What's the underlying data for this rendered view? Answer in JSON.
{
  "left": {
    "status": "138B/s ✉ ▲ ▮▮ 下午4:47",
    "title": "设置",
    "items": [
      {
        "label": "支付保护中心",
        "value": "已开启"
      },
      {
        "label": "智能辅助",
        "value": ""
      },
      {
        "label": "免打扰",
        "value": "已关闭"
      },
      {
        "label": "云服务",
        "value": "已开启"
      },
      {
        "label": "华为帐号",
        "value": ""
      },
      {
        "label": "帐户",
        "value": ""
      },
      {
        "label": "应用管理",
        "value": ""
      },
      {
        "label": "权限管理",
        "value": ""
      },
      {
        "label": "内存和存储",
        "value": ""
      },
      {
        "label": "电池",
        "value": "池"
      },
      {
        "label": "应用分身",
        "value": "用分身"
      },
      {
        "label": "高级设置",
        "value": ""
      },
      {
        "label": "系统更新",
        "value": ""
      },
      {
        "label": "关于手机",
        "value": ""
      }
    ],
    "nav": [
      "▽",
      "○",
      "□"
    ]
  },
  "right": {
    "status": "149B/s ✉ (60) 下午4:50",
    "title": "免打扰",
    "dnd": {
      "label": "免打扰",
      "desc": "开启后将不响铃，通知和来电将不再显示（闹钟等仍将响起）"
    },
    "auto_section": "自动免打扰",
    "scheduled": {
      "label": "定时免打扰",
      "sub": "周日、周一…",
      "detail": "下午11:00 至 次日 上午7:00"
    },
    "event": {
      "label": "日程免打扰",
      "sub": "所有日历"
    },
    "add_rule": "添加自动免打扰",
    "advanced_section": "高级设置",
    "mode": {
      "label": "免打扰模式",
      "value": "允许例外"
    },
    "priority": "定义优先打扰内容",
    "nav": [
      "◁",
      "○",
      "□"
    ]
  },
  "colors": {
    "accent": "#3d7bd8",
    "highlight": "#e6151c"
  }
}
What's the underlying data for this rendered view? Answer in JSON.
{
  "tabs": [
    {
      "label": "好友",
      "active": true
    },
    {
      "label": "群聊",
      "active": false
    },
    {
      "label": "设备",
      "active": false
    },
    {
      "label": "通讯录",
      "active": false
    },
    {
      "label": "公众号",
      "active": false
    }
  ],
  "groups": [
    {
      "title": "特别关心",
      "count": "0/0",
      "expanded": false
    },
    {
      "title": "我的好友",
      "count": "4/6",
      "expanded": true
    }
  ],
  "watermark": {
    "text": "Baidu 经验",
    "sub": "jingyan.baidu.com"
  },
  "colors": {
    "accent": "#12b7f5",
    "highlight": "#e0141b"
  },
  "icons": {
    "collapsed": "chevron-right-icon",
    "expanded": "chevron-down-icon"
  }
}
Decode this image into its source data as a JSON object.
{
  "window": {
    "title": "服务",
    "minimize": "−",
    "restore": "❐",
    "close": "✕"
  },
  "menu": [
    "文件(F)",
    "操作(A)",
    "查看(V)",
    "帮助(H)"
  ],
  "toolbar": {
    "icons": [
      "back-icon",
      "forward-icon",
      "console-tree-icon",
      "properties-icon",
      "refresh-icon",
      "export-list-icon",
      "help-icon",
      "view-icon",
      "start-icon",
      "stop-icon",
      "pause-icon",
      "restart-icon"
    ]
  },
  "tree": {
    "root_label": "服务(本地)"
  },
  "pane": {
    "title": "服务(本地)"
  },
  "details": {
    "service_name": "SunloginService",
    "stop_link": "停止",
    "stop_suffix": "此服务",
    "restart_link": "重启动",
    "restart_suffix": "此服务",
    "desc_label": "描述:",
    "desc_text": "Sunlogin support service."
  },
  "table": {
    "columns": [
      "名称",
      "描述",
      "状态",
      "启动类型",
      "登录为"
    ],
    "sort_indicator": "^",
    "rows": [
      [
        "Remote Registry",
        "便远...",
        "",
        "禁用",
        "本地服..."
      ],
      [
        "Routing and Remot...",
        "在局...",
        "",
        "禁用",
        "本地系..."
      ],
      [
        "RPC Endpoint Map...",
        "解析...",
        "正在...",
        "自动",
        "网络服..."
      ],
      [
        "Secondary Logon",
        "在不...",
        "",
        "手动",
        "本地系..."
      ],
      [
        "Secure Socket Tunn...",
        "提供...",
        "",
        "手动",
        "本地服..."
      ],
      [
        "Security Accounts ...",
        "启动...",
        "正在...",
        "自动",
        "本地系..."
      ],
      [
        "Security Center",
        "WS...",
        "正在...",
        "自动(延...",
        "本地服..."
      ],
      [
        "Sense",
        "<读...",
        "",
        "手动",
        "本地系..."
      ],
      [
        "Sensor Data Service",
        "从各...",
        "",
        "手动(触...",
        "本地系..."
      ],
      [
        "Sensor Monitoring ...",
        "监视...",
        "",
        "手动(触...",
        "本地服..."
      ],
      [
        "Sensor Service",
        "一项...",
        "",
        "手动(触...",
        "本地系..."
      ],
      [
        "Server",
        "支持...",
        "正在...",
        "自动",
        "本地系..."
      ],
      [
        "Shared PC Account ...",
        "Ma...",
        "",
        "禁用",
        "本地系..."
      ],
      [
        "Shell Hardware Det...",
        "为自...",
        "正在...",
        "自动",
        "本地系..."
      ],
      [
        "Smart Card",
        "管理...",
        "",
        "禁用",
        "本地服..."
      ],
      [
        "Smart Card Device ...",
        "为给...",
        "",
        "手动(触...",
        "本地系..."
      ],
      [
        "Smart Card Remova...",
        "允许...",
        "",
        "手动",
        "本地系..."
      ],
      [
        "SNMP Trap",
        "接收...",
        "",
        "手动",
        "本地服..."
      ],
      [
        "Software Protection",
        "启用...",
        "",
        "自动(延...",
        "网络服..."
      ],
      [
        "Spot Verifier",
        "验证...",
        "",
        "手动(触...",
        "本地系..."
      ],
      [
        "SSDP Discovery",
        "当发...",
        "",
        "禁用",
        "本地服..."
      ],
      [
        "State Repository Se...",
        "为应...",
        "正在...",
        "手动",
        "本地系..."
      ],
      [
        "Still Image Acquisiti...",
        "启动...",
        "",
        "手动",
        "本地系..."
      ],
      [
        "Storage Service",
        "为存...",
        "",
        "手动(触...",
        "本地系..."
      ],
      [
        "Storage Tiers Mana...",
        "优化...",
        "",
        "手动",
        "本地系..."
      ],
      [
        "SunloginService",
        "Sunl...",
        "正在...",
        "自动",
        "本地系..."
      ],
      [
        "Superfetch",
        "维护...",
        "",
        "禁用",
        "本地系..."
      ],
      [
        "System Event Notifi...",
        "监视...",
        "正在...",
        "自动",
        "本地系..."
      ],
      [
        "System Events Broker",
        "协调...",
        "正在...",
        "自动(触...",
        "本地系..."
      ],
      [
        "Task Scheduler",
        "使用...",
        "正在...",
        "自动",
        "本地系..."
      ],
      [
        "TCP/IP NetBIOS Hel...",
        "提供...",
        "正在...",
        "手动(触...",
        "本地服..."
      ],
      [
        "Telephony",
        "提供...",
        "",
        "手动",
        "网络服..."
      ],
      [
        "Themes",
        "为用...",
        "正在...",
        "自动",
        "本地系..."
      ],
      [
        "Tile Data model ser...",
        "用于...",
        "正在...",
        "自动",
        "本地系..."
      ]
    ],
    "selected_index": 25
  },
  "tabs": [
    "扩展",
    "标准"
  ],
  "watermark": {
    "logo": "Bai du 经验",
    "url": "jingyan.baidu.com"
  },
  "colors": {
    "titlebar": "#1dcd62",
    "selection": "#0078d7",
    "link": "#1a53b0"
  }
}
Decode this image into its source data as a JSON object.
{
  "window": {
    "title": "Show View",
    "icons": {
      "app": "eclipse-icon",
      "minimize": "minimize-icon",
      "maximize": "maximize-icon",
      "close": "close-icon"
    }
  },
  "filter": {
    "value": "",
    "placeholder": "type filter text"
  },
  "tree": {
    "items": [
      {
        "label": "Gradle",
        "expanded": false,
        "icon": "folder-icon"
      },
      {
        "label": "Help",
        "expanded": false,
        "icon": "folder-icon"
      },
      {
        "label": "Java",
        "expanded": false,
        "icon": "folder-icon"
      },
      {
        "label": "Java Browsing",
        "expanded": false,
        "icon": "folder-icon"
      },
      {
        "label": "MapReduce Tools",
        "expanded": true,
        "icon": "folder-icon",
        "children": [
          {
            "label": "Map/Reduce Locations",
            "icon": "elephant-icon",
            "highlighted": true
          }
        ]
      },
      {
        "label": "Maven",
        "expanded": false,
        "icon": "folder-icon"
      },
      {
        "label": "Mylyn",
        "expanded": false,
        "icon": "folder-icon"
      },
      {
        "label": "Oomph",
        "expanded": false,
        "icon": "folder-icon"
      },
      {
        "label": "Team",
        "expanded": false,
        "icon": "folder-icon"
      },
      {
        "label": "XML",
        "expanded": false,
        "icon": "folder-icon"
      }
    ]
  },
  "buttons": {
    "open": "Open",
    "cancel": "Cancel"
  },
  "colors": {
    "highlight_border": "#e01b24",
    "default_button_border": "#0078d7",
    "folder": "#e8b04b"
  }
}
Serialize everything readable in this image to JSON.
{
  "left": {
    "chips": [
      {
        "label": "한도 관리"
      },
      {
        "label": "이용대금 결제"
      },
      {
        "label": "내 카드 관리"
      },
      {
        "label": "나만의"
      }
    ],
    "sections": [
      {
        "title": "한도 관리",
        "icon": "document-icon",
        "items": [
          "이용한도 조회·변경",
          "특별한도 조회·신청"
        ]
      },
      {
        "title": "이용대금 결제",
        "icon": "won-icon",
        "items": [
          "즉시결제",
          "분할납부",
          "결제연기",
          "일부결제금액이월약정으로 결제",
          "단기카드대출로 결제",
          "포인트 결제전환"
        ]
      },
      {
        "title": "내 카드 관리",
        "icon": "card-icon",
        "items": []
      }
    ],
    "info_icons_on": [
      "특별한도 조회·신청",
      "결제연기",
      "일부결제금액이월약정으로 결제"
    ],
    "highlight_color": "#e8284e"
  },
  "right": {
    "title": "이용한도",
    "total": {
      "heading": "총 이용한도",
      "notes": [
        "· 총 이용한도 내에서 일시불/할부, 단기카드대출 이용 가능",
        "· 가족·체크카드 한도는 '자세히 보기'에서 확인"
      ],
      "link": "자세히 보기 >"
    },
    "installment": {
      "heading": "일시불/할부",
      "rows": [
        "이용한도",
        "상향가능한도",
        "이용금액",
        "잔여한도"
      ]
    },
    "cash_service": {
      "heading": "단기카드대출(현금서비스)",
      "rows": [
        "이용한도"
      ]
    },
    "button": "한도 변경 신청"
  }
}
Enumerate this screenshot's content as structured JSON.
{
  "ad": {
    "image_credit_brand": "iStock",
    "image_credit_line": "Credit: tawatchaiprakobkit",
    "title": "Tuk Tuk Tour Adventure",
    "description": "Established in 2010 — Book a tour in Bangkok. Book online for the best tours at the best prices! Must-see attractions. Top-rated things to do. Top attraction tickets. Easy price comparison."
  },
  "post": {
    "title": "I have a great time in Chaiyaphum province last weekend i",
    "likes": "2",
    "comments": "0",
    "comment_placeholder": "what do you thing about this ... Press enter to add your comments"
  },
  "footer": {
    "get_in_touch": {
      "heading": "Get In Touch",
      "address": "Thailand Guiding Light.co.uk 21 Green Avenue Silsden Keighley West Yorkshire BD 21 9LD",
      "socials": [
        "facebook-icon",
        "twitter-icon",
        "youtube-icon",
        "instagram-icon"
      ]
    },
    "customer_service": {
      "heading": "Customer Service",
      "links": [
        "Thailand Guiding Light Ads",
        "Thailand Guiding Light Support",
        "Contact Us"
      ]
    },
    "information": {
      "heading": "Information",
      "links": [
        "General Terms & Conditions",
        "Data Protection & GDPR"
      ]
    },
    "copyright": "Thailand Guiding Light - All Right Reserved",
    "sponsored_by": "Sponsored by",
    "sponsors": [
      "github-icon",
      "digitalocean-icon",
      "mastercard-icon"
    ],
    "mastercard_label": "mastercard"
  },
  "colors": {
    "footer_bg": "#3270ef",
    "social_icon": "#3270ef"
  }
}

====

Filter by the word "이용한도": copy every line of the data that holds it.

## SOLVED EXERCISE
          "이용한도 조회·변경",
    "title": "이용한도",
      "heading": "총 이용한도",
        "· 총 이용한도 내에서 일시불/할부, 단기카드대출 이용 가능",
        "이용한도",
        "이용한도"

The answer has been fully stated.